----- EXERCISE INPUT

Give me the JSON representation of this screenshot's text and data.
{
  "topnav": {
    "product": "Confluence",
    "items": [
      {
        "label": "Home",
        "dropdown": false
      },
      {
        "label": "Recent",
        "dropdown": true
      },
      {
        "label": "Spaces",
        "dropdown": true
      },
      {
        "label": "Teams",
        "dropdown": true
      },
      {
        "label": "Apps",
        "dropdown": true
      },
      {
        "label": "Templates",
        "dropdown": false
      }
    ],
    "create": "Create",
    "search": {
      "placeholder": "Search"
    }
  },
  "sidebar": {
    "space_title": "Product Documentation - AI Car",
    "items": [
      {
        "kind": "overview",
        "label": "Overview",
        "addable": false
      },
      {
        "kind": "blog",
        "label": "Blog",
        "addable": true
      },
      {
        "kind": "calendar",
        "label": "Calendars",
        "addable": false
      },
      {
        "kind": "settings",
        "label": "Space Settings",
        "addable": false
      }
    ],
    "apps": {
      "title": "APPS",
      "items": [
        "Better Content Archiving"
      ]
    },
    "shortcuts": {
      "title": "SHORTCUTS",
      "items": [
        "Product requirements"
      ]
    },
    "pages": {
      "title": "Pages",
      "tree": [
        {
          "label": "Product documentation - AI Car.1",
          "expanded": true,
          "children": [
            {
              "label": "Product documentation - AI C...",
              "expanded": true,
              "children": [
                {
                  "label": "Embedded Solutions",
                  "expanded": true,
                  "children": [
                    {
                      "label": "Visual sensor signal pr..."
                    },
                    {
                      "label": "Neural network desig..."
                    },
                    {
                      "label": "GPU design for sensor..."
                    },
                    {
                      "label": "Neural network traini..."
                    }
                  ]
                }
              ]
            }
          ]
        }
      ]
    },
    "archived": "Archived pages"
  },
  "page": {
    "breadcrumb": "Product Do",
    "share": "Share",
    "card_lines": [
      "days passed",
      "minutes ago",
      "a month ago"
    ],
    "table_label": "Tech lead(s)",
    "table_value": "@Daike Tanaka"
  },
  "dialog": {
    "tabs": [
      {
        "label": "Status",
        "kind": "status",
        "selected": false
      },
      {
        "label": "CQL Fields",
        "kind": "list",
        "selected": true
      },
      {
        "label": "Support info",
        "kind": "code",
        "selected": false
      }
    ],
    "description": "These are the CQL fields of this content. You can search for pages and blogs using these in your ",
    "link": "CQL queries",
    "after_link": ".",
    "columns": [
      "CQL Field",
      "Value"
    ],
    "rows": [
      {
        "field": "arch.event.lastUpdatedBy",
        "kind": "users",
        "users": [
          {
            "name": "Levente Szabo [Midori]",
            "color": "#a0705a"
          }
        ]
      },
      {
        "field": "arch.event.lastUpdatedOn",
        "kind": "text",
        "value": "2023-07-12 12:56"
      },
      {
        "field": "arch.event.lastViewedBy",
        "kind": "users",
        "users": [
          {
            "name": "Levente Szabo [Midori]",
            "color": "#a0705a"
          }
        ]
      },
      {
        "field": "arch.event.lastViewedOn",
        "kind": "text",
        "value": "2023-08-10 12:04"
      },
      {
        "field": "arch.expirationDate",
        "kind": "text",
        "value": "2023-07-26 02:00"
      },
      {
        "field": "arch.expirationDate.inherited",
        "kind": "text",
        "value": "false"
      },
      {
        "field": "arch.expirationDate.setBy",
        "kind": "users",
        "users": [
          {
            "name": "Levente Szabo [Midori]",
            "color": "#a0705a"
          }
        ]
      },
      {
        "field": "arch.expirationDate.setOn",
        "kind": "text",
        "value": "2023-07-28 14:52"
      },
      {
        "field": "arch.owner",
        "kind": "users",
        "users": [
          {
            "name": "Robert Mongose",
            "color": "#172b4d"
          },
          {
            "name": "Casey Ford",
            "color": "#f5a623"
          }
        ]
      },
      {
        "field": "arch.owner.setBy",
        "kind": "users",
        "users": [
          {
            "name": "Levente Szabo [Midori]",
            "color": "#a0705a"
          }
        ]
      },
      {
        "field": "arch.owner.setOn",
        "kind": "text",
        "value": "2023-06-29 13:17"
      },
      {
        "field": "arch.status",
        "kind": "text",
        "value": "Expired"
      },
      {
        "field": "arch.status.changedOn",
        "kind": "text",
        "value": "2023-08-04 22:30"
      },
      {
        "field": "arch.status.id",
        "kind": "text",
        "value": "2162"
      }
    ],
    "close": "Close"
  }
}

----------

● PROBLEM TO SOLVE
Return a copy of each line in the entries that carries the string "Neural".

● TASK ANSWER
                      "label": "Neural network desig..."
                      "label": "Neural network traini..."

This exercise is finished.